Since this has a complex global phenomenon with significant local consequences, corruption is a critical aspect of humanitarian thinking and action. Good governance and transparency are at the heart of NGO legitimacy. NGOs must work with transparency, and accountability to fight corruption effectively. Strengthening community involvement in the implementation and evaluation of humanitarian (and development) programmes improves the acceptance of NGOs by the beneficiary population and helps to mitigate against corruption and promote better local governance. Our wish is to encourage every manager or experts from this domain to share with us their filed experience on how they fight corruption. This will help readers to enhance their understanding how they could do better once on field against corruption.
9. References and Reading Material
Bond, 6. Risk assessment, in Anti-Bribery Principles and Guidance for NGOs, June 2011. www.transparency.org.uk/component/cckjseblod/?task=download&file=publication_file&id=128
Bray, John: Facing up to Corruption: a Practical Business Guide, Simmons & Simmons, London 2006.
Cooperative for Assistance and Relief Everywhere (CARE), et al.: Global Leadership Program:
Leading with Impact, 2003.
International Save the Children (SC) Alliance: Accountability, n.d.
Norwegian Refugee Council (NRC): Anti-Corruption Guideline, 2006.
Oxfam: Statement of legitimacy and accountability, 2009.

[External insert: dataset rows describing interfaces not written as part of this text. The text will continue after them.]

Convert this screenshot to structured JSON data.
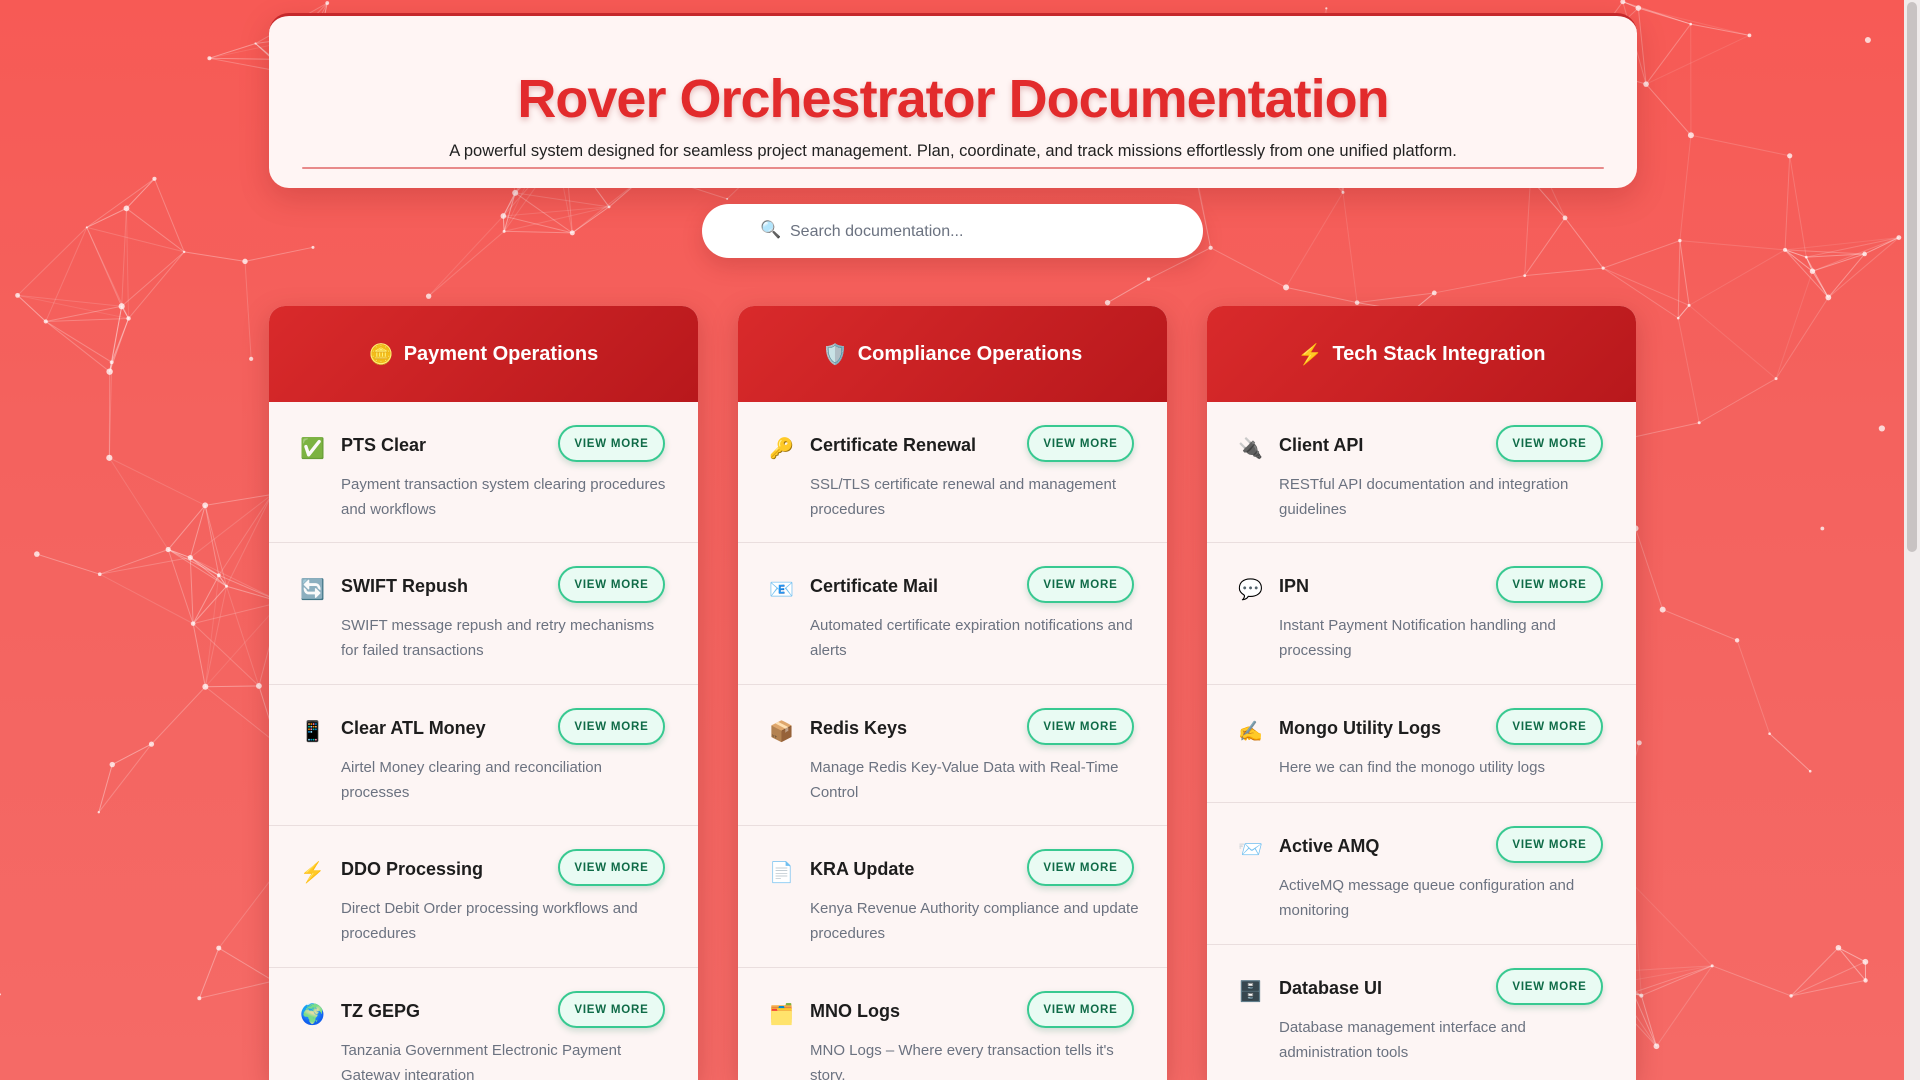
{
  "header": {
    "title": "Rover Orchestrator Documentation",
    "subtitle": "A powerful system designed for seamless project management. Plan, coordinate, and track missions effortlessly from one unified platform."
  },
  "search": {
    "icon": "🔍",
    "placeholder": "Search documentation..."
  },
  "button_label": "VIEW MORE",
  "colors": {
    "background": "#f75a55",
    "accent": "#e22b2c",
    "column_header": "#c5282b",
    "button_border": "#38c991"
  },
  "columns": [
    {
      "icon": "🪙",
      "title": "Payment Operations",
      "items": [
        {
          "icon": "✅",
          "title": "PTS Clear",
          "description": "Payment transaction system clearing procedures and workflows"
        },
        {
          "icon": "🔄",
          "title": "SWIFT Repush",
          "description": "SWIFT message repush and retry mechanisms for failed transactions"
        },
        {
          "icon": "📱",
          "title": "Clear ATL Money",
          "description": "Airtel Money clearing and reconciliation processes"
        },
        {
          "icon": "⚡",
          "title": "DDO Processing",
          "description": "Direct Debit Order processing workflows and procedures"
        },
        {
          "icon": "🌍",
          "title": "TZ GEPG",
          "description": "Tanzania Government Electronic Payment Gateway integration"
        }
      ]
    },
    {
      "icon": "🛡️",
      "title": "Compliance Operations",
      "items": [
        {
          "icon": "🔑",
          "title": "Certificate Renewal",
          "description": "SSL/TLS certificate renewal and management procedures"
        },
        {
          "icon": "📧",
          "title": "Certificate Mail",
          "description": "Automated certificate expiration notifications and alerts"
        },
        {
          "icon": "📦",
          "title": "Redis Keys",
          "description": "Manage Redis Key-Value Data with Real-Time Control"
        },
        {
          "icon": "📄",
          "title": "KRA Update",
          "description": "Kenya Revenue Authority compliance and update procedures"
        },
        {
          "icon": "🗂️",
          "title": "MNO Logs",
          "description": "MNO Logs – Where every transaction tells it's story."
        }
      ]
    },
    {
      "icon": "⚡",
      "title": "Tech Stack Integration",
      "items": [
        {
          "icon": "🔌",
          "title": "Client API",
          "description": "RESTful API documentation and integration guidelines"
        },
        {
          "icon": "💬",
          "title": "IPN",
          "description": "Instant Payment Notification handling and processing"
        },
        {
          "icon": "✍️",
          "title": "Mongo Utility Logs",
          "description": "Here we can find the monogo utility logs"
        },
        {
          "icon": "📨",
          "title": "Active AMQ",
          "description": "ActiveMQ message queue configuration and monitoring"
        },
        {
          "icon": "🗄️",
          "title": "Database UI",
          "description": "Database management interface and administration tools"
        }
      ]
    }
  ]
}
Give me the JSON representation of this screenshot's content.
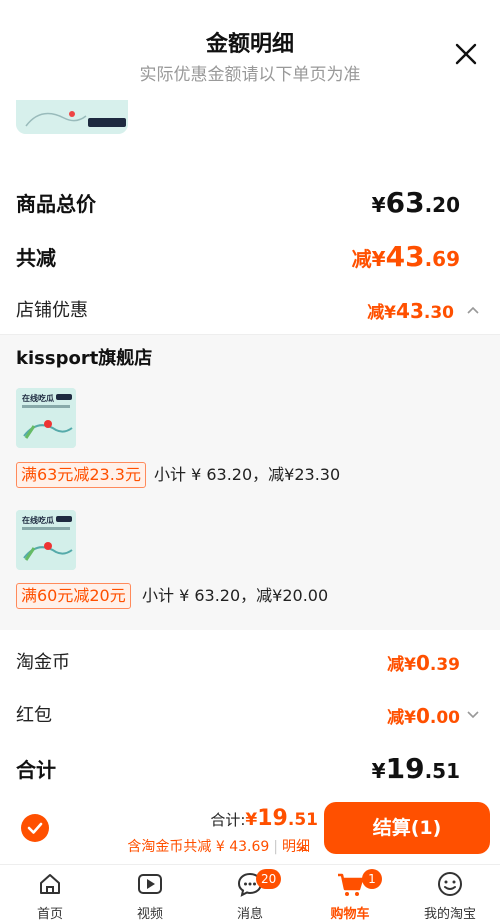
{
  "header": {
    "title": "金额明细",
    "subtitle": "实际优惠金额请以下单页为准"
  },
  "summary": {
    "total_label": "商品总价",
    "total_price": {
      "yen": "¥",
      "int": "63",
      "dec": ".20"
    },
    "discount_label": "共减",
    "discount_price": {
      "prefix": "减¥",
      "int": "43",
      "dec": ".69"
    },
    "shop_discount_label": "店铺优惠",
    "shop_discount_price": {
      "prefix": "减¥",
      "int": "43",
      "dec": ".30"
    }
  },
  "shop": {
    "name": "kissport旗舰店",
    "items": [
      {
        "tag": "满63元减23.3元",
        "subtotal": "小计 ¥ 63.20，减¥23.30"
      },
      {
        "tag": "满60元减20元",
        "subtotal": "小计 ¥ 63.20，减¥20.00"
      }
    ],
    "product_image_text": {
      "line1": "在线吃瓜"
    }
  },
  "more": {
    "coins_label": "淘金币",
    "coins_price": {
      "prefix": "减¥",
      "int": "0",
      "dec": ".39"
    },
    "redpacket_label": "红包",
    "redpacket_price": {
      "prefix": "减¥",
      "int": "0",
      "dec": ".00"
    },
    "sum_label": "合计",
    "sum_price": {
      "yen": "¥",
      "int": "19",
      "dec": ".51"
    }
  },
  "bottom": {
    "total_prefix": "合计:",
    "total_yen": "¥",
    "total_int": "19",
    "total_dec": ".51",
    "coin_note": "含淘金币共减 ¥ 43.69",
    "detail_label": "明细",
    "checkout_label": "结算(1)"
  },
  "tabs": [
    {
      "label": "首页",
      "icon": "home-icon"
    },
    {
      "label": "视频",
      "icon": "video-icon"
    },
    {
      "label": "消息",
      "icon": "message-icon",
      "badge": "20"
    },
    {
      "label": "购物车",
      "icon": "cart-icon",
      "badge": "1",
      "active": true
    },
    {
      "label": "我的淘宝",
      "icon": "profile-icon"
    }
  ],
  "colors": {
    "accent": "#ff5000",
    "muted": "#999999",
    "panel": "#f7f7f7"
  }
}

Shell: Dealing with Bribery and Corruption: a Management Primer, 2nd edition, London 2003.
United Nations Global Compact, et al.: Business Against Corruption: A Framework for Action, 2005.
Wilkinson, Peter: Business Principles for Countering Bribery: Transparency International Self Evaluation Tool, Berlin 2009.
Chêne, Marie: Political economy analysis of anti-corruption reforms, Utstein Anti-Corruption Resource
Center (U4) Expert Answer, TI, Christian Michelsen Institute (CMI), 2009.
Ewins, Peter, et al.: Mapping the Risks of Corruption in Humanitarian Action, Humanitarian Policy Group
(HPG), TI, U4, 2006.
Global Facility for Disaster Reduction and Recovery (GFDRR): Disaster Risk Assessment Mitigation and
Financing, The World Bank, Washington, DC n.d.
Jackson, Stephen and Calthrop, Siobhan: Making Sense of Turbulent Contexts (MSTC): Analysis tools for humanitarian actors, World Vision, 2003.
Levine, Neil and Hart, Liz: Assessing Corruption and Avenues for Reform: USAID Corruption Assessment
Framework and Methodology, United States Agency for International Development (USAID) presentation toThe World Bank, 2006.
Lutheran World Federation (LWF): Risk Management Policy Statement, n.d. (unpublished document)
Nash, Robert, et al.: Mapping Political Context: A Toolkit for Civil Society Organisations, Research and Policy in Development (rapid), Overseas Development Institute (ODI), London 2006.
The Food Economy Group, et al.: HEA & Power, Conflict & Political Analysis, in “The Practitioners’ Guide to Household Economy Approach”, chapter 7, p.14-19, 2008.
TI: National integrity system assessment, n.d.
United Nations Development Programme (UNDP): CONTACT (Country Assessment in Accountability and Transparency), New York 2001.
U4 Helpdesk Query: Corruption risk assessment tools for use in development projects, U4, n.d.
Etienne AKONKWA 20/03/2019 10:10
Me Patrick Girukwayo 20/03/2019 10:58